For those who have been following the Shirley Sherrod/Andrew Breitbart/NAACP/USDA story today – you might have whiplash! – here’s the full text of Sherrod’s speech before an NAACP audience in March. It’s worth watching in full.
(UPDATE: Around 2 a.m. this morning, Secretary of Agriculture Tom Vilsack said he would review Sherrod’s firing. She said this morning she’s not if she wants to return to the USDA.)
If you haven’t been following the story, get up to speed over at CNN where you can see interviews with the parties involved and read through the events of the day.
The theme of Sherrod’s speech, which she repeats in various iterations throughout is, “It’s not about race. It’s about those who have and those who do not.” In other words, Sherrod tries to impart to her audience that those who believe America – and the South in particular – is divided because of race miss the point. It’s divided, she says, because of income.
There’s a strange lapse where the tape appears to be cut around 21:00, right as Sherrod is telling the story that was taken out of context today and resulted in her firing. It will be interesting to see if this is explained.
But the other parts I found notable in the video are the stories Sherrod recounts about her family and growing up in the South before and during the Civil Rights movement. Her father was murdered when she was 17 “by a white man,” she says, adding that in her county back then, “the murder of black people occurred periodically and in every case, the white men who murdered them were never punished.” No one was ever prosecuted for her father’s murder even though there were witnesses, says Sherrod. She also says after her father’s murder, a group of white men burned a cross on the front yard of her home while her mother, four sisters and baby brother were inside.
Shirley Sherrod is not, by this accounting, a person out of touch with the racial history of America. Listen to her speech and it’s clear this history is something she remembers vividly; her message to the NAACP audience seemed to be that if she can move past it, so can anyone else.
In her speech, Sherrod, who grew up on a farm in Georgia, said she desperately wanted to move to the North after high school, but that her father’s murder spurred her to stay and commit herself to helping black people. (He was killed in 1965.) Sherrod said over time – in part because of her experience with the white farmer she talked about in the edited Breitbart clip – she realized her goal was to help poor people, not black people.

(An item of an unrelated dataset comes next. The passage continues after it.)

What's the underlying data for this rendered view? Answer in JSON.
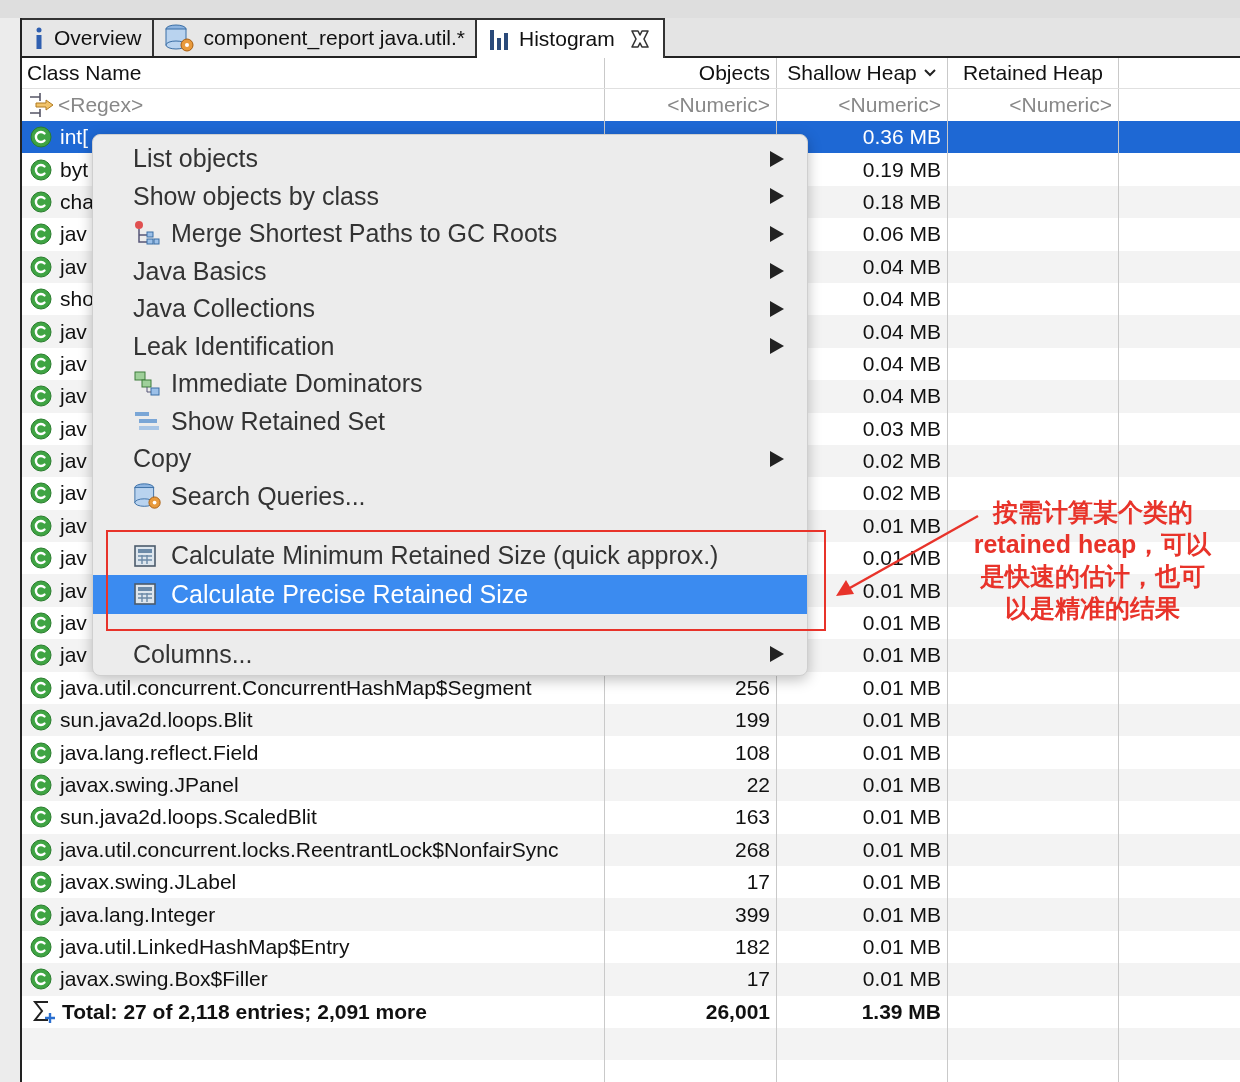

Agriculture Secretary Tom Vilsack, who fired Sherrod, said today that he stands by his decision. The White House says it supports him. The NAACP reversed its condemnation of Sherrod and urged Vilsack to reconsider his decision. We’ll find out in the coming days if he decides to.